|Cooperative Classification||G06Q40/02, G06Q40/06, G06Q20/207, G06Q20/102, G06Q40/10, G06Q40/04, G06Q40/00|
|European Classification||G06Q40/02, G06Q40/06, G06Q20/102, G06Q40/00, G06Q40/04, G06Q20/207|
|Mar 1, 2001||AS||Assignment|
Owner name: CHARLES SCHWAB & CO., INC., CALIFORNIA
Free format text: ASSIGNMENT OF ASSIGNORS INTEREST;ASSIGNORS:FOLEY, JOHN T.;NICKLANOVICH, STEVEN;REEL/FRAME:011607/0121;SIGNING DATES FROM 20010207 TO 20010221
|Apr 1, 2008||CC||Certificate of correction|
|May 18, 2011||FPAY||Fee payment|

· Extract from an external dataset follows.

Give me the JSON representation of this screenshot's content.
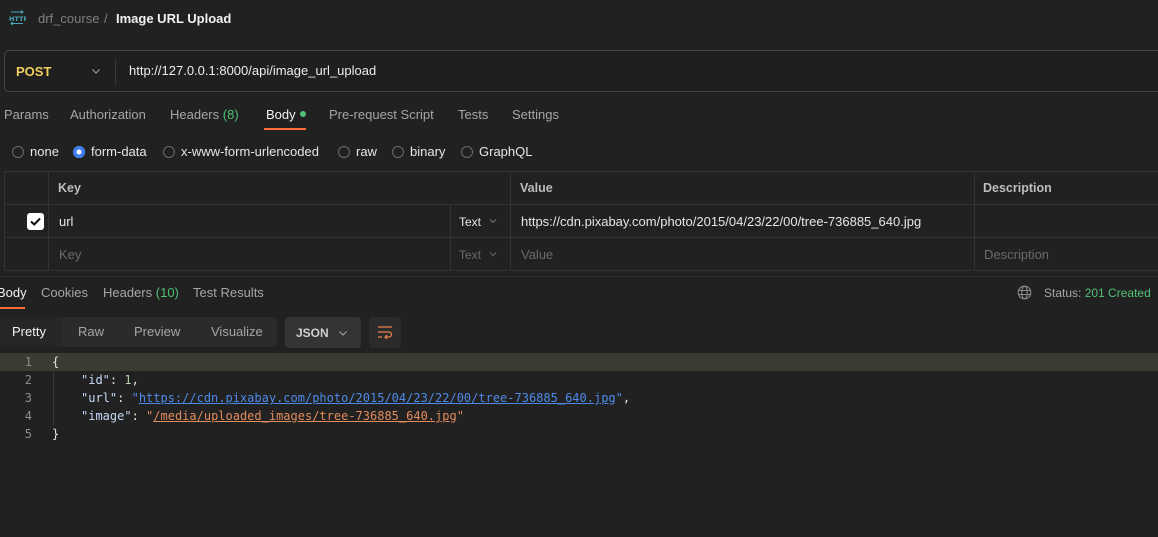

Year of fee payment: 4
|May 20, 2015||FPAY||Fee payment|
Year of fee payment: 8